A last-minute deal reached Friday means two unions have averted a strike agianst Matson.
The strike could have had detrimental effects on Hawaii, according to a union lawyer.
The Sailors Union of the Pacific and the Marine Firemen’s Union planed to strike if an agreement could not be reached with Matson by 9 p.m. Friday, when the contracts of hundreds of Matson crew members and engine room workers expires.
The last strike against Matson happened back in 2009 and lasted just 12 hours.
But attorney Charles Khim said a longer strike involving the union workers could have put Hawaii’s food supply into a “crisis,” with less manpower to transport food to the islands.

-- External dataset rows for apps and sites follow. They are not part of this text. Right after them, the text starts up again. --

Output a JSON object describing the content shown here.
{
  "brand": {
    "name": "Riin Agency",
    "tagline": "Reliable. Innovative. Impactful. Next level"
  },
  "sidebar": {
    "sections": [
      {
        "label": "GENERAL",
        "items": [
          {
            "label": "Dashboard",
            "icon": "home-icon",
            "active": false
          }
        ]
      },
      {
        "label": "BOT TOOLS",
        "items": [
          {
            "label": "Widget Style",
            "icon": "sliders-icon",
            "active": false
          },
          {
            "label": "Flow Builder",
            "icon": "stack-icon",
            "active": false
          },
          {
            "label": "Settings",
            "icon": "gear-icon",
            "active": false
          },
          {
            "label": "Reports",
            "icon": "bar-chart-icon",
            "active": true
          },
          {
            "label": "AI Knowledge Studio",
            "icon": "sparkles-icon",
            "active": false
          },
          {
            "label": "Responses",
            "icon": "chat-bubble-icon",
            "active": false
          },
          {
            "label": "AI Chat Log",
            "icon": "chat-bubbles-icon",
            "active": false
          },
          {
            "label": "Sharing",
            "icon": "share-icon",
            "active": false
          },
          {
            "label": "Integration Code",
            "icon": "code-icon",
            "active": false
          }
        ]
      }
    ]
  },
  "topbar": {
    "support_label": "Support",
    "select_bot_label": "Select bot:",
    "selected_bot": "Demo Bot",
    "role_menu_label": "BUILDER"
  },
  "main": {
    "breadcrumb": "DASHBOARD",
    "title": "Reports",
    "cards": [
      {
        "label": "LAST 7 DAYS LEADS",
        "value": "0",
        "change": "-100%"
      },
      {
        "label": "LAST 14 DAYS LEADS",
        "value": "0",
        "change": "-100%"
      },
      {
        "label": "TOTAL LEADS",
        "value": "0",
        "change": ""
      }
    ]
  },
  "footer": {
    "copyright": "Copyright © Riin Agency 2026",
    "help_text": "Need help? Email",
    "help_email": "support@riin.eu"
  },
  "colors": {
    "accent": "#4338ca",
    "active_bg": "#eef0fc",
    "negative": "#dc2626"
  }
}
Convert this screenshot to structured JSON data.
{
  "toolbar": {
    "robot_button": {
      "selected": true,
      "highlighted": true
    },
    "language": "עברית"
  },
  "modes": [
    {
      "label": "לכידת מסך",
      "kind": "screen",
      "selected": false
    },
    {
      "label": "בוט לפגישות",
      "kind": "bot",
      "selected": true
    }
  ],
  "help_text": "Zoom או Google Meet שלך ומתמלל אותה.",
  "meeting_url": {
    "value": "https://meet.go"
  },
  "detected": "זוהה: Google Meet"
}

“Without the Marine Firemen’s Union making sure the generators are operational, you can hit port with 100 containers filled with rotten food,” Khim said. “In two weeks, supermarkets will be empty of so-called fresh food, hamburgers, hotdogs, and bread.”
More than 75 percent of the goods sold in Hawaii arrive on container ships, workers say, and any disruption of services could create inconveniences for consumers.
The main demand union workers had was job security.
Khim said the older and more seasoned employees wanted to be sure their positions wouldn't be taken by less experienced, cheaper labor.
Before the agreement was reached, a Matson spokesman said the company was working with the unions well before the deadline.
“Negotiations are in progress and Matson is focused on negotiating in good faith toward a timely, fair and equitable agreement,” said Keoni Wagner, company spokesman.